Each year, more than four million people around the world join together to raise essential funds and awareness for cancer research through the Relay for Life movement. This past weekend, the Slippery Rock community helped contribute to the cause during the university’s annual hosting of the 12-hour event in the Morrow Field House.
Originated in Tacoma, Washington, Relay for Life was conceived by the late Dr. Gordan Klatt who at the time was participating in the 1985 24-hour Run Against Cancer event. Klatt, who had spent 24 hours and ran a total of 83.6 miles circling the Baker Stadium track at the University of Puget Sound, wanted to organize an event that would garnish even more community involvement. In 1986, Klatt’s vision became a reality as 19 teams raised more than $33,000 for the very first Relay for Life event. Today, the event has raised more than five billion dollars to date and takes place in over 20 countries.
This past Saturday, Slippery Rock University welcomed the event with dozens of campus and community organizations, those of which contributed to the cause and raised funds for the American Cancer Society. The event, which in previous years ran from 6 p.m. to 6 a.m., was originally set to run from noon to midnight, but ran until 10 p.m. due to poor attendance.
Senior early childhood special education major and recruitment director for Relay for Life Alex Nietert said the ultimate fundraising goal this year is $48,000, which has decreased, compared to last year’s ultimate goal of $50,000.
The ultimate fundraising goal in 2013 was $75,000.
“In order to reach this goal, all teams are doing on-site fundraising today and have been doing prior fundraising through email and social media,” Nietert said.
With about $21,000 already raised in pre-event fundraising, Nietert said he is confident they will reach this year’s ultimate goal.
According to SRU’s Relay For Life Twitter page, the total amount raised was $30,000. The low amount of money raised was a result of conflicting events on Saturday, such as the pig roast and the campus clean-up, which resulted in low attendance at the event.
Participating groups offered a variety of both conventional and unconventional fundraising activities.
Dumbledore’s Army was selling virgin butter beers for one dollar, Reese’s broomstick treats for one dollar and polyjuice potions for 75 cents. The organization was also charging people one dollar to have their picture taken with various Harry Potter themed props. The photos are uploaded to social media using the hashtag #DAatRelay.

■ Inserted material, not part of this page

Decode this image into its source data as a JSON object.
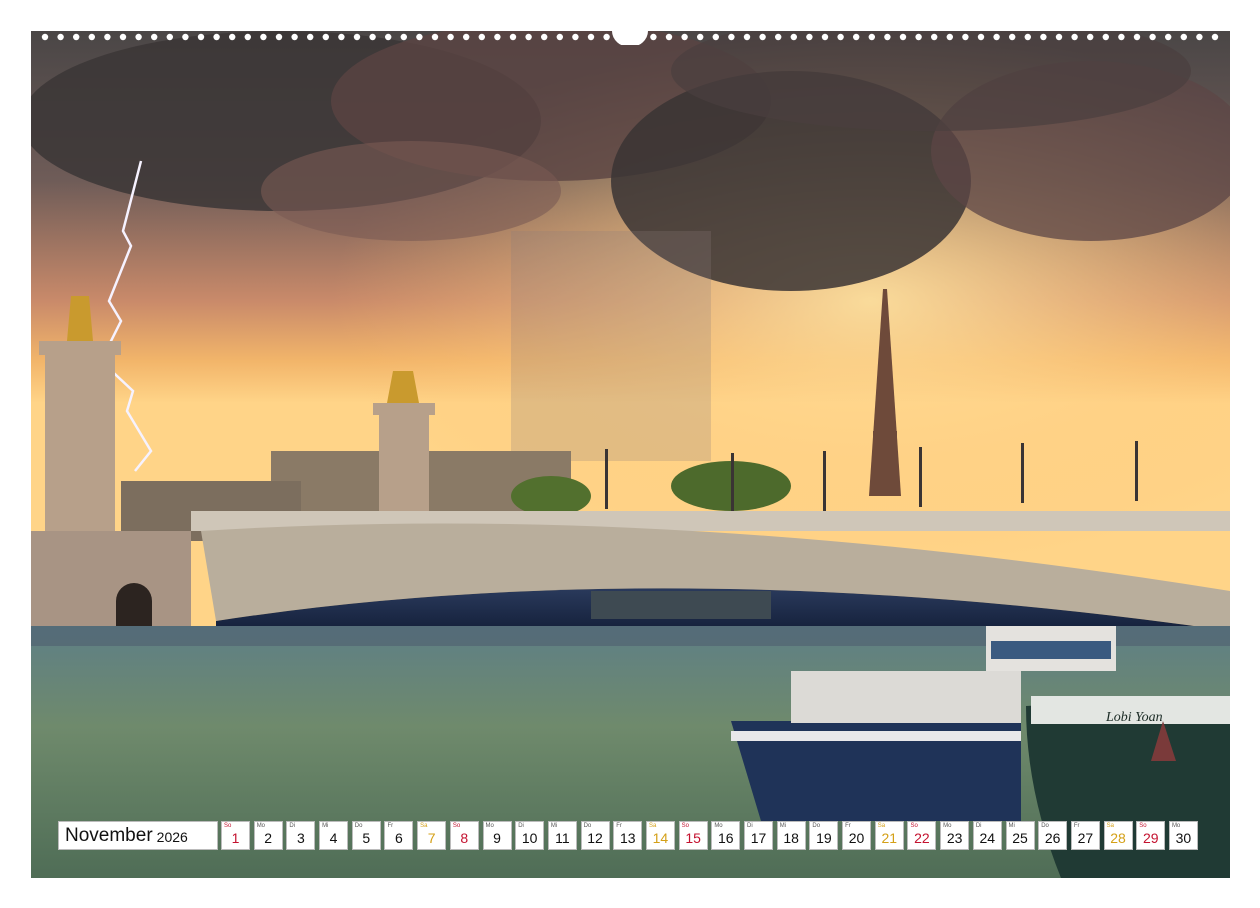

Jail and Bail, the event that generated the most fundraising last year, returned this year as a unique way for people to donate. Conducted by the SRU Parks and Recreation Society, the game lets individuals donate any amount in order to have their friend locked in a jail cell for 20 minutes. If the chosen friend wishes to be let free before the allotted time period, he or she must match the donated amount.

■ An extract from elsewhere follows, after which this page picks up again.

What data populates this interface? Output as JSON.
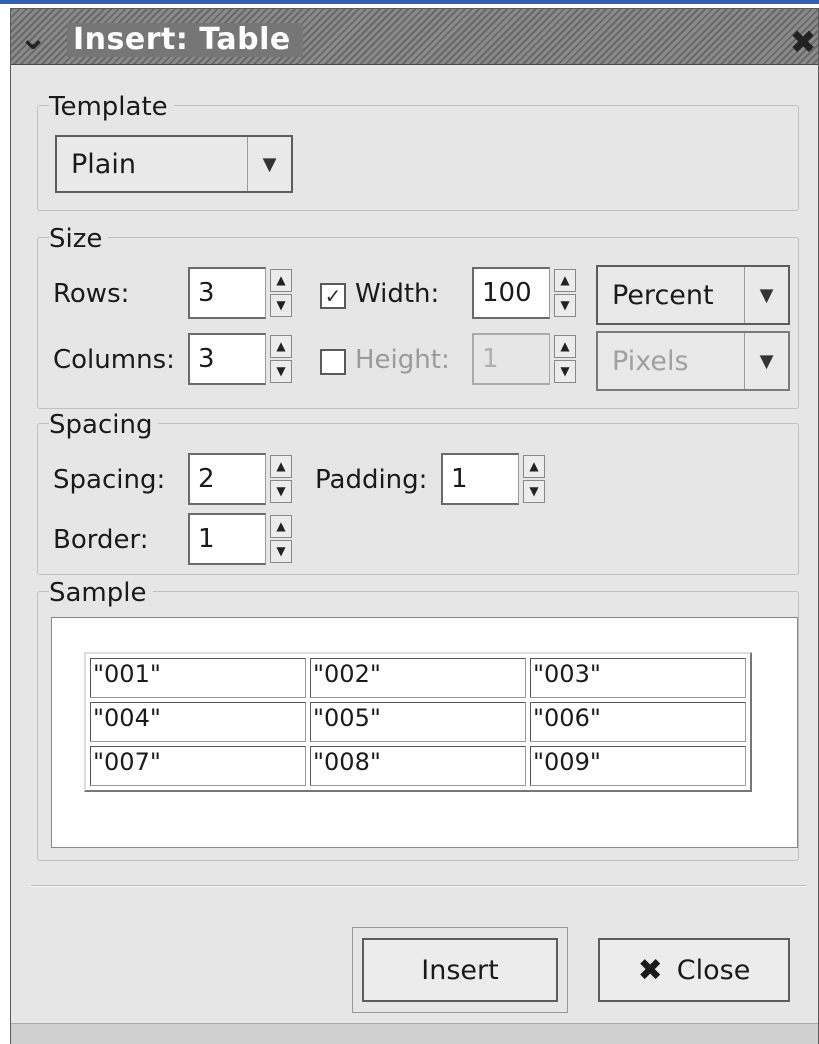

Senior parks and recreation major Travis Wilson said the role-play is a yearly favorite among donors and that unfortunately, the organization can only jail friends who are present at the Relay for Life event.

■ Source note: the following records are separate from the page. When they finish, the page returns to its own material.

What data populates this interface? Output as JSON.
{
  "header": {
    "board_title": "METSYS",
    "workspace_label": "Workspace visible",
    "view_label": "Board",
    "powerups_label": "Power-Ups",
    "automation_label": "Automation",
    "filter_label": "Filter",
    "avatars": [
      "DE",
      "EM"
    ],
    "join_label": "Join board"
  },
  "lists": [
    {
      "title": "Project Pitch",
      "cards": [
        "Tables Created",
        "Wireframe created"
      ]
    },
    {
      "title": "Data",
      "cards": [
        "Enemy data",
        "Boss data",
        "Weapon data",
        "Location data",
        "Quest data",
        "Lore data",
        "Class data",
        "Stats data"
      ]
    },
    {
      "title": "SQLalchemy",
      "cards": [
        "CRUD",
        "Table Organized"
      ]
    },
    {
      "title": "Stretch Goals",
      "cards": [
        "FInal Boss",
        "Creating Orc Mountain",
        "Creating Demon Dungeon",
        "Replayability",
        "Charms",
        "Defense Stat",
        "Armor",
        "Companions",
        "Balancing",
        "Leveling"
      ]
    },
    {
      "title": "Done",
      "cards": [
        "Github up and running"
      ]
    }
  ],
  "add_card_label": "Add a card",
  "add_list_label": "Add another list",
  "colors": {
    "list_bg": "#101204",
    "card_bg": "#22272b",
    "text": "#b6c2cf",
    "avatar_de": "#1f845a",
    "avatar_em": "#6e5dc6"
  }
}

Other fundraising activities included a shortened version of the popular MTV show, “Silent Library,” by the American Sign Language Club, massages offered by the physical therapy department, a ruck competition by the Army ROTC and various baked goods and food from multiple organizations.
Around 8 p.m., hundreds of glowing bags were lined around the track for the Luminaria Ceremony which seeks to honor those who are fighting and those who have lost the battle to cancer. Community members showed their support by writing personal messages on the bags which illuminated the track and signified the courage, passion and strength of those affected by the disease.